Endangered Species Report #36
Written by: Holly L. Koppel
On a cool summer night, the haunting call of a rapidly disappearing species can heard for miles around the New England coast. People's ears prick up at the sound, while tourists smile, knowing that their dream of hearing the call of the common loon has been realized. What they don't realize however, is how they are contributing to the decline of this species. In years past, one could hear this call with much frequency throughout New England, but now the only place you can go where the loon is not in serious danger is the coasts of Maine.

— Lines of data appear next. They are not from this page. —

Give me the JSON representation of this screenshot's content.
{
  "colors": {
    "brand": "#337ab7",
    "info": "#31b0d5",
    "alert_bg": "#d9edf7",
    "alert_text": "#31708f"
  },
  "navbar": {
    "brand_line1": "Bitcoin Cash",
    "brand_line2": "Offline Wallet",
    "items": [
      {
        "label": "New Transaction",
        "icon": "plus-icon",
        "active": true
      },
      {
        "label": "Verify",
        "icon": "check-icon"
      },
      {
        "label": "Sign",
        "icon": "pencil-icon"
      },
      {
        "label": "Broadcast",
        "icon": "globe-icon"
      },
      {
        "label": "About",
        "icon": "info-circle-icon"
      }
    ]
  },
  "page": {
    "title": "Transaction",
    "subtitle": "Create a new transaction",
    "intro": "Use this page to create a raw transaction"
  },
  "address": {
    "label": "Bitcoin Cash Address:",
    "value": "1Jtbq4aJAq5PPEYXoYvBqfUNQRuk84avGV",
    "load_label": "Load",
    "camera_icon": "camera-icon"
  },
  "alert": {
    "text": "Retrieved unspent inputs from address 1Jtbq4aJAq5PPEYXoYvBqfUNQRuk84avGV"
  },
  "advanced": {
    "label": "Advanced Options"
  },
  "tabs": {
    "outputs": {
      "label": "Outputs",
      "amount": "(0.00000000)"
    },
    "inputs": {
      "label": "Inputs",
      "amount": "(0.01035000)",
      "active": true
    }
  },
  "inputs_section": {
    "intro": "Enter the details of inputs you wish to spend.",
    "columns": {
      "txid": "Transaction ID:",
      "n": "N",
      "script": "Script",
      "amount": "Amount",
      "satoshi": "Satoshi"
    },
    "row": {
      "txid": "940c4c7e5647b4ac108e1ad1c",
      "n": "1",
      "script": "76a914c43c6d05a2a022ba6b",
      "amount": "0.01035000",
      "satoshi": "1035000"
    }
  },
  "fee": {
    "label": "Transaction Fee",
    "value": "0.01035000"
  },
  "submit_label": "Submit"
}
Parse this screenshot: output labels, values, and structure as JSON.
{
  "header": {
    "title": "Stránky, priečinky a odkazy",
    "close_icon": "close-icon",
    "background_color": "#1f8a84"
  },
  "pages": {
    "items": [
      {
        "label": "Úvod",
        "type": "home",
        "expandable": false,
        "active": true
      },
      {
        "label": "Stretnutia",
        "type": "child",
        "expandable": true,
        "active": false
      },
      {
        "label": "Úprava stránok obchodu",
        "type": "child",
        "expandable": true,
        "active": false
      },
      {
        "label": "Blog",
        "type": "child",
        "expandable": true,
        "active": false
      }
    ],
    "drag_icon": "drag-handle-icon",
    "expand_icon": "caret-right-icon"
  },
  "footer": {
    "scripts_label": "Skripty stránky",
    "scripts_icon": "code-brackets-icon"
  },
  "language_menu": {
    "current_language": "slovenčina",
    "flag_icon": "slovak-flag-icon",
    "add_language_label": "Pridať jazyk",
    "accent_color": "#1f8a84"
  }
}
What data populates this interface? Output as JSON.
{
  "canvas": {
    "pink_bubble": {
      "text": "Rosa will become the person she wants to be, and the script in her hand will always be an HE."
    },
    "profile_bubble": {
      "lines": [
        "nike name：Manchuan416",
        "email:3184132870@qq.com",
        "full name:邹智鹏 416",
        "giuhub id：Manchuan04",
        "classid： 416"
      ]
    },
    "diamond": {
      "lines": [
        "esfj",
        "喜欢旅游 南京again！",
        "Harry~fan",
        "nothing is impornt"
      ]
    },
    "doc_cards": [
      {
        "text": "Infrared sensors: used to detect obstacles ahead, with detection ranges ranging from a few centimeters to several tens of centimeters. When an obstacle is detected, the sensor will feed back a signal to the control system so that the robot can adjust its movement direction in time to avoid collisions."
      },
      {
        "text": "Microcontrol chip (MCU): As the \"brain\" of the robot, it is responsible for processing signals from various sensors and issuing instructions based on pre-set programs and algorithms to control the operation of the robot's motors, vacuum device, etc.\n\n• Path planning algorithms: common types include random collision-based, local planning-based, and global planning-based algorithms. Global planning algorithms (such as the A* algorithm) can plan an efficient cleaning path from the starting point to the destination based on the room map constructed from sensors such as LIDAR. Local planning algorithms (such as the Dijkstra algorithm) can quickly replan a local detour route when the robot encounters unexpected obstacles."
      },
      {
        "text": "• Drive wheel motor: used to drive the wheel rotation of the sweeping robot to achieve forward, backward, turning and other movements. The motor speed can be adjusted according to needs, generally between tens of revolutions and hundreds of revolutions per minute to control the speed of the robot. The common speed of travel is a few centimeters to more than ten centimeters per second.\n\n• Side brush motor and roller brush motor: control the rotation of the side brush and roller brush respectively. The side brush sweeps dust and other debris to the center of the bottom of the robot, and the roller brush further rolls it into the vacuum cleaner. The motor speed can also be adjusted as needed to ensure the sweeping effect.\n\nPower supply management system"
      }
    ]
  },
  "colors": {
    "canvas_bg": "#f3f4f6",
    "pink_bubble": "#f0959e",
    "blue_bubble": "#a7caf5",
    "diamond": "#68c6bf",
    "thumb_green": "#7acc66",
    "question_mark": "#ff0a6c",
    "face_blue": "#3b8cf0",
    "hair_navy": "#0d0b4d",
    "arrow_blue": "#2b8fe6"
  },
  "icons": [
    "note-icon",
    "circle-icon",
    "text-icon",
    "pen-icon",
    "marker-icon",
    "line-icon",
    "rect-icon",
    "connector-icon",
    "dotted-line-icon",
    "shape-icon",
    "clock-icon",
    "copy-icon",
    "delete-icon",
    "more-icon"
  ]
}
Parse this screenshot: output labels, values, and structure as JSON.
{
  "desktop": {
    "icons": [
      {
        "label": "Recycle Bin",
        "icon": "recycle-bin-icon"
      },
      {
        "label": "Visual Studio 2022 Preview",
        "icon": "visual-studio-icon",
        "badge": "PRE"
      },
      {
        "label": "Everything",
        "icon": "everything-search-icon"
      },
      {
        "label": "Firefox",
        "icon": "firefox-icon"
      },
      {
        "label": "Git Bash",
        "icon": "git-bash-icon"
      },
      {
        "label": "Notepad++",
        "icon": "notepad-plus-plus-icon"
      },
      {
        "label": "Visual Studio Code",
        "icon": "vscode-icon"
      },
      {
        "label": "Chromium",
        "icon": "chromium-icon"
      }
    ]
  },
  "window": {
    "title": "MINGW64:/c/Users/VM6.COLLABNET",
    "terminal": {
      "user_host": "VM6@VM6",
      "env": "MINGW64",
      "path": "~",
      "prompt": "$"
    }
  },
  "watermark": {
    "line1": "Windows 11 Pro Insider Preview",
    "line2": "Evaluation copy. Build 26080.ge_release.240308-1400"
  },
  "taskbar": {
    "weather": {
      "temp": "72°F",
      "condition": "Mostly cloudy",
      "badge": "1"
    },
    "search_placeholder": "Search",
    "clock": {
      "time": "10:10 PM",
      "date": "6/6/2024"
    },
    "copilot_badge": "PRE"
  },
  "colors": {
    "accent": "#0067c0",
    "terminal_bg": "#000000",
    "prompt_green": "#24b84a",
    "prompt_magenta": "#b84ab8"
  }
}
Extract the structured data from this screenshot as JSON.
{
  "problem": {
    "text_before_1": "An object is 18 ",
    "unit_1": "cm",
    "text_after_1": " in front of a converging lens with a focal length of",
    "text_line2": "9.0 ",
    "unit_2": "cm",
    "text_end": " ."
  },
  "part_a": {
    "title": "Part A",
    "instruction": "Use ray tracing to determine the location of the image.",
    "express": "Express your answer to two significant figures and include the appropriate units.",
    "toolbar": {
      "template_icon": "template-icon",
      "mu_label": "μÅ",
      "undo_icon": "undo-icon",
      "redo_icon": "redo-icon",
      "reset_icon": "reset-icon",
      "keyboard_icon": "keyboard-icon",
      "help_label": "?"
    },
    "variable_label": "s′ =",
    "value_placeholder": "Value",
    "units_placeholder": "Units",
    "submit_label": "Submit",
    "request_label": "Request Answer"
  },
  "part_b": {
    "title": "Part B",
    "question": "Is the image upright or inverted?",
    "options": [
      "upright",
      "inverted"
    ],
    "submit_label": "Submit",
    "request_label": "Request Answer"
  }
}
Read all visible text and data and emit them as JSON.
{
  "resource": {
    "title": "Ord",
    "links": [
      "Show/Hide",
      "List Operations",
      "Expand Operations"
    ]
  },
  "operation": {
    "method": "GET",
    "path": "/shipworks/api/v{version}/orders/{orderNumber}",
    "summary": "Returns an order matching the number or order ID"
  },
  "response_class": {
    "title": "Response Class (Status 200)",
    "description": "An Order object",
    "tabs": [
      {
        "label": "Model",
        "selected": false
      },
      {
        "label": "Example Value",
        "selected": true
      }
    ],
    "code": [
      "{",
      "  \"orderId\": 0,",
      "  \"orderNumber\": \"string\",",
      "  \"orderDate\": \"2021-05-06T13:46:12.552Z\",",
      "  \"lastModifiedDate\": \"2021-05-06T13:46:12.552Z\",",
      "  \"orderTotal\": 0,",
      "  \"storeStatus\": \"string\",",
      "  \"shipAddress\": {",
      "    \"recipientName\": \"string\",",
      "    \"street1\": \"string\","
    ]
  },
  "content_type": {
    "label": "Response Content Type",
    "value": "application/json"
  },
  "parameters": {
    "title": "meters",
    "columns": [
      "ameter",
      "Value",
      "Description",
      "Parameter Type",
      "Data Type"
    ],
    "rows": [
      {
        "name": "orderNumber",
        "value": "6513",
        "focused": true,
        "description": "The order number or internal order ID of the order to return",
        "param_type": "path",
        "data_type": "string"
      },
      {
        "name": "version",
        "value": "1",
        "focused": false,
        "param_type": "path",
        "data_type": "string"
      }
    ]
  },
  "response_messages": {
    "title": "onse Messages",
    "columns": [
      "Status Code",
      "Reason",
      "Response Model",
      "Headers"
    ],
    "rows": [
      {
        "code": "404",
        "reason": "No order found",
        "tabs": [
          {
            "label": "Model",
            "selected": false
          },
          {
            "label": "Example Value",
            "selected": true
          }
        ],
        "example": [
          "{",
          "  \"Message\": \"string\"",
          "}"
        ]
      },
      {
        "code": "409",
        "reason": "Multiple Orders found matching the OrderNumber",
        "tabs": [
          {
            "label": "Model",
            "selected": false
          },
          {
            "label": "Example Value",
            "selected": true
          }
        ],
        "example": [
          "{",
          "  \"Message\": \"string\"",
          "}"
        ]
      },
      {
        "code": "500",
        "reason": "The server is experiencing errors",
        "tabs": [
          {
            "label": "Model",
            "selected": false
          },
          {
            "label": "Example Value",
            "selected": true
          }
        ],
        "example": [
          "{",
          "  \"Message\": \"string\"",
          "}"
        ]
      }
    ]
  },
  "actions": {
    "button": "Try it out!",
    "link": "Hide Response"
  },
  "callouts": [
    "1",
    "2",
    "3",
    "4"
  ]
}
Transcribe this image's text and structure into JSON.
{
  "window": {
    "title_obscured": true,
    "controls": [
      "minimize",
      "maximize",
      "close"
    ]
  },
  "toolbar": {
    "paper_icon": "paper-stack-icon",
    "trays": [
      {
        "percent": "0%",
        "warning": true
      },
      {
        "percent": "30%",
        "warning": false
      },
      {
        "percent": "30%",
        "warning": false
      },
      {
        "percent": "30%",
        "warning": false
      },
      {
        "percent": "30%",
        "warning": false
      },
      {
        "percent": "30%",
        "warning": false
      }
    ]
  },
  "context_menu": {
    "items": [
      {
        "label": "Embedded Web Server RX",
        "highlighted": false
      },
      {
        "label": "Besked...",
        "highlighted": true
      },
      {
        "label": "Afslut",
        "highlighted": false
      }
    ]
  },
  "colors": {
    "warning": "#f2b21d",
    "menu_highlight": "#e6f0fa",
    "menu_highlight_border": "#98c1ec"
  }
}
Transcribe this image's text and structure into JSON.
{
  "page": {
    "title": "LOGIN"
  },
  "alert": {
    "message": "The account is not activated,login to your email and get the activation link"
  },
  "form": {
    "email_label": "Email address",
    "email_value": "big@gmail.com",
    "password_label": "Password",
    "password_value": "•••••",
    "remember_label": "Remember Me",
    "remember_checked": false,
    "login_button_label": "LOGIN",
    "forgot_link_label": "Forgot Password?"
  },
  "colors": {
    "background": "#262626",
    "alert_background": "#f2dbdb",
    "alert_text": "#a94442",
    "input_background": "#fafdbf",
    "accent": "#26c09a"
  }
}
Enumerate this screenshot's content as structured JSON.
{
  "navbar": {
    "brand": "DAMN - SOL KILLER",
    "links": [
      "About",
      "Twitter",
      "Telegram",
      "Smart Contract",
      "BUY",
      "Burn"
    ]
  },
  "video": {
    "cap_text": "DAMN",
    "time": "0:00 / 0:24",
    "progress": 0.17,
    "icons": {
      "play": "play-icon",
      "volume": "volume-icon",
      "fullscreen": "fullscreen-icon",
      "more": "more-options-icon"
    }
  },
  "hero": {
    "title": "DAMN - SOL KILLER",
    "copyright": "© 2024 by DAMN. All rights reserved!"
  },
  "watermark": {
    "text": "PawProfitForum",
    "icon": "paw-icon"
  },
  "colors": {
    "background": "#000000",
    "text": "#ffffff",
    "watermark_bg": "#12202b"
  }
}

Habitat loss and human disturbance of nesting sites are amongst the top two threats to the loon's survival. The third threat to their survival is currently being studied by the Environmental Protection Agency (EPA). Objectives of this study include: random sampling of the current breeding population to calculate the population density, and the other objective is to quantify the impact of multiple stressors on this population. The stressors they are studying include: high mercury levels in the water, habitat alteration, predation, and human disturbance. So far, the study has found that elevated mercury levels have slowed down chick development, leading to baby loons spending less time with their parents, and leaving the nest too early to survive. This makes them very vulnerable to predators, such as the raccoon, fox, hawk, and humans. Frequently, baby loons are killed by jet skis going by on lakes they inhabit. Scientists are currently looking into the effects of the other stressors on the population, as well as ways to decrease the amount of mercury in the lakes and rivers.
Another threat to the survival of this species is habitat destruction. Loons prefer large, clear northern lakes, and marshy areas with small islands and plenty of fish. Unfortunately, humans also like this kind of habitat, and over the past 20 years, lakeshore developments have cropped up all along the New England coast, as these states promote themselves as the perfect summer retreat from the bustle of city life.
These lakeshore developments have made many areas unsuitable for loon breeding, as loons usually nest right next to the water, so that they can just scoot into the water to feed. Usually when nesting, the female will lay two brown spotted eggs, with the first being the bigger of the two, and both the male and female will incubate the eggs for about one month, making sure that the eggs are covered 99% of the time.
After the eggs are hatched, the babies will be fed by their parents for about eight weeks at which time, they will start diving for their own food. By 11-13 weeks of age, the chicks can feed themselves, and they have learned how to fly. The loon family will stick together for the remainder of the summer until winter migration, and then they will head off for the southern coastal waters. The loons usually will return to the same lake year after year to nest, and if left alone by humans, the loons will live about 15 to 30 years.
Unfortunately because of human interference around the lakes, a lot of loon parents have been forced to abandon their nest sites in search of areas with a lower concentration of humans. Because of this, there are now 35% fewer loons in New York than there were just 25 years earlier. At last count in Maine, there were only 3,949 loons left, and this is the largest count in all of the New England states.
Steps are being taken now to help save this species and to restore their original habitat. The Vermont Loon Recovery Project (VLRP) has been working with over 10 lake associations, distributing loon fact sheets and holding meetings. They have also participated in management programs to create and place nesting platforms on lakes that loons are known to inhabit. So far, these platforms have been successful. In the year 2000, 17 of the 38 nesting pairs used these platforms for nesting, and more are expected to use these in the future.
Despite this success, there is still one more threat to the loon that looms. Since loons are diver birds, meaning that they dive into the water to chase after fish (which are their main diet), they sometimes swallow lead sinkers left behind by fisherman. This is very hazardous to the bird and leads to lead poisoning which has wiped out a good portion of the species. The VLRP is currently working to curb this threat by educating fisherman of this danger, and also sponsoring a sinker exchange program.
Despite the mounting threats to the common loon's survival, many of the New England states have stepped up to the plate by declaring the loon threatened or endangered. Currently, the loon is listed as a threatened species in Michigan and New Hampshire, and it was declared endangered by the state of Vermont in 1987. The loon is also a federally protected species in Canada; however, the U.S. Fish & Wildlife Service has yet to declare the loon threatened or endangered in the United States.
If we have any hope of keeping this species around for our children to enjoy, the plight of the loon must be recognized by all the countries where it can be found. In addition, lakeshore development must be curbed, and strict laws put in place to ensure this species' continued survival. Only then, can we have any hope of continuing to hear this bird's haunting call echoing throughout the New England wilderness.
Animal Diversity: Common Loon Narrative
Canada Wildlife Service—Loons
Audobun International Common Loon Factsheet
Evaulating the Impact of Multiple Stressors on the Common Loon Population
Vermont Loon Recovery Project
Adirondack Info on Loons
Maine Audubon Society
Common Loons in Canada by Joe Kerekes
Loon Preservation Committee